§ **Work task**
Across all the records, filter for lines with the word "title" and copy them.

Entries from a dataset of interfaces:
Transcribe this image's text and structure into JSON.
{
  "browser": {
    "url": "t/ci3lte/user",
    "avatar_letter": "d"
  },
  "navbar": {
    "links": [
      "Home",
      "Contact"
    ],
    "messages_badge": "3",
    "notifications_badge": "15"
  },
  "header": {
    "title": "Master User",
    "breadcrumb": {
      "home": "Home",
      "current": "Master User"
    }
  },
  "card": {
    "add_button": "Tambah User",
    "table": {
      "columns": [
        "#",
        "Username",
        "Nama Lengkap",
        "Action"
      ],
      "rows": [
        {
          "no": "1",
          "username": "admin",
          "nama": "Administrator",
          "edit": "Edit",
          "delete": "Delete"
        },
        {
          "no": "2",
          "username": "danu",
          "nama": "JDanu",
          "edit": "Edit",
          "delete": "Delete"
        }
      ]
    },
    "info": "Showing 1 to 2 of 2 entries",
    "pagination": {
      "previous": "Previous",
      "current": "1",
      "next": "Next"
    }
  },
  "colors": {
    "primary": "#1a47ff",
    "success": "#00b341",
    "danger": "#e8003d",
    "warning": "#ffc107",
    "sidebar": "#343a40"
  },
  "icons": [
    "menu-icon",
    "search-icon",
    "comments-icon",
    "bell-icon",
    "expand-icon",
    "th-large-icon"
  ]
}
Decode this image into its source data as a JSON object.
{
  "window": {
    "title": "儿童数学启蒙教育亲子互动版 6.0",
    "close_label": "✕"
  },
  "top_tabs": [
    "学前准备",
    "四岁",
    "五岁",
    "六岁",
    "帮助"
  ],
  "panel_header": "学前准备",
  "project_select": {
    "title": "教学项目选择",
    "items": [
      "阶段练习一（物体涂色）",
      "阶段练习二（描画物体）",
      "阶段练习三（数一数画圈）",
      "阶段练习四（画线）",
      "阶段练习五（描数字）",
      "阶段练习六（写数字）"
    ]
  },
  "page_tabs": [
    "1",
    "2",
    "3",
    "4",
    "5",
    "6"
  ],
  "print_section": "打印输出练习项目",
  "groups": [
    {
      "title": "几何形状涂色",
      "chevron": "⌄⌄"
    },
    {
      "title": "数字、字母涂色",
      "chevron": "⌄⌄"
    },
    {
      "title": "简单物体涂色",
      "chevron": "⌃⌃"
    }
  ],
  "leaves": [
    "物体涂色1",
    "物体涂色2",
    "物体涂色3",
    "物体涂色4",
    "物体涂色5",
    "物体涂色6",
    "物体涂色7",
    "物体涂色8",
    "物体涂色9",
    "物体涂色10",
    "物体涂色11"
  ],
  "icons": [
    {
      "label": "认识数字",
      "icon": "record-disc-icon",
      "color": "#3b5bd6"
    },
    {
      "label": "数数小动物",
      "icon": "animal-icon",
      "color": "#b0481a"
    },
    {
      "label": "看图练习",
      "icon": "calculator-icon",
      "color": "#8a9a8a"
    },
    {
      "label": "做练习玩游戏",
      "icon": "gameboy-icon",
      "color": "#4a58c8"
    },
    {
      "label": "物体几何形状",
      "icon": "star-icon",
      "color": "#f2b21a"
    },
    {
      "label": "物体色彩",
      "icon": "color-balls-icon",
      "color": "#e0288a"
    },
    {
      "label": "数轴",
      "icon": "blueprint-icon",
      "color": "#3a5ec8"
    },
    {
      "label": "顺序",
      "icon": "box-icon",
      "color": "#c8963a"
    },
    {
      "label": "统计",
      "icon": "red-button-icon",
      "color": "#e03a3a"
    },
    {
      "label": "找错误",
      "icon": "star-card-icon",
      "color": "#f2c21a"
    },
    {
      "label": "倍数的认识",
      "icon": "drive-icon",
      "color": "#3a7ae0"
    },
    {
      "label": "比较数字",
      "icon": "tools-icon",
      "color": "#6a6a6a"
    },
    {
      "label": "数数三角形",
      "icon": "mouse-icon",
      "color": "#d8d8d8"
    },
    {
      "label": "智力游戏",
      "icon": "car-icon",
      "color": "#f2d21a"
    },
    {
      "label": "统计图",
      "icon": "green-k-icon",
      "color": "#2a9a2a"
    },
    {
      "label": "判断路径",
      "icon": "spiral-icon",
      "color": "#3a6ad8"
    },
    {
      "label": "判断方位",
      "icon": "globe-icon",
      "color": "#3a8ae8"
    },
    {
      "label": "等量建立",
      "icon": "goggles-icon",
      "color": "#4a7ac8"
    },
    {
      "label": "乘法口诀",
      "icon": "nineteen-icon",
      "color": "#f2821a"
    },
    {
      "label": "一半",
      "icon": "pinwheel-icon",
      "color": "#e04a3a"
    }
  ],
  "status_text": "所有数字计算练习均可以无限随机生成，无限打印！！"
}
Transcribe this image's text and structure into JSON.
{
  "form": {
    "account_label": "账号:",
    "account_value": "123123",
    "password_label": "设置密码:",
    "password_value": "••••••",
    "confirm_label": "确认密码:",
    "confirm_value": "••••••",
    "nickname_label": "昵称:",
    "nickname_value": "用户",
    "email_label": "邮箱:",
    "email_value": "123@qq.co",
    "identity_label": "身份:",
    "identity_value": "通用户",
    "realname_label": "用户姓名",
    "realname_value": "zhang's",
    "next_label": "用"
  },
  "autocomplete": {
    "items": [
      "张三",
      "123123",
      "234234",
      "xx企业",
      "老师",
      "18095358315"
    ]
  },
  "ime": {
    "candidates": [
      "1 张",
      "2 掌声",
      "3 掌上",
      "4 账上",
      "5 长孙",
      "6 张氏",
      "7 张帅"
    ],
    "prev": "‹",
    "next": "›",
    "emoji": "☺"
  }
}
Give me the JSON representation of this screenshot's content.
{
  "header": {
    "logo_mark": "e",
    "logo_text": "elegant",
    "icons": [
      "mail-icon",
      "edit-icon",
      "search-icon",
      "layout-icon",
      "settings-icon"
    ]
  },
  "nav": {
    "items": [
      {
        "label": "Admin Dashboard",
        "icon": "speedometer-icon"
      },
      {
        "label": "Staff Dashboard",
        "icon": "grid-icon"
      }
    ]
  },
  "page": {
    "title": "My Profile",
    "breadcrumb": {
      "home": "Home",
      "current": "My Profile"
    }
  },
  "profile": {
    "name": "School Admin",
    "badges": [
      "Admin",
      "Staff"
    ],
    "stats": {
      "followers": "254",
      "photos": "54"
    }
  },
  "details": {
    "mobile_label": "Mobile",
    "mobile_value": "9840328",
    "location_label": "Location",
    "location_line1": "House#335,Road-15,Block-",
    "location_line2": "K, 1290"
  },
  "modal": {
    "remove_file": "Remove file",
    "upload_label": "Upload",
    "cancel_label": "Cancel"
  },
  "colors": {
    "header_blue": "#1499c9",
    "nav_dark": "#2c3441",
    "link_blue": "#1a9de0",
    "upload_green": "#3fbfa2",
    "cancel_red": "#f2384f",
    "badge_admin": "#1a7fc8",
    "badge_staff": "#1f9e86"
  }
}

§ **Result**
    "title": "Master User",
    "title": "儿童数学启蒙教育亲子互动版 6.0",
    "title": "教学项目选择",
      "title": "几何形状涂色",
      "title": "数字、字母涂色",
      "title": "简单物体涂色",
    "title": "My Profile",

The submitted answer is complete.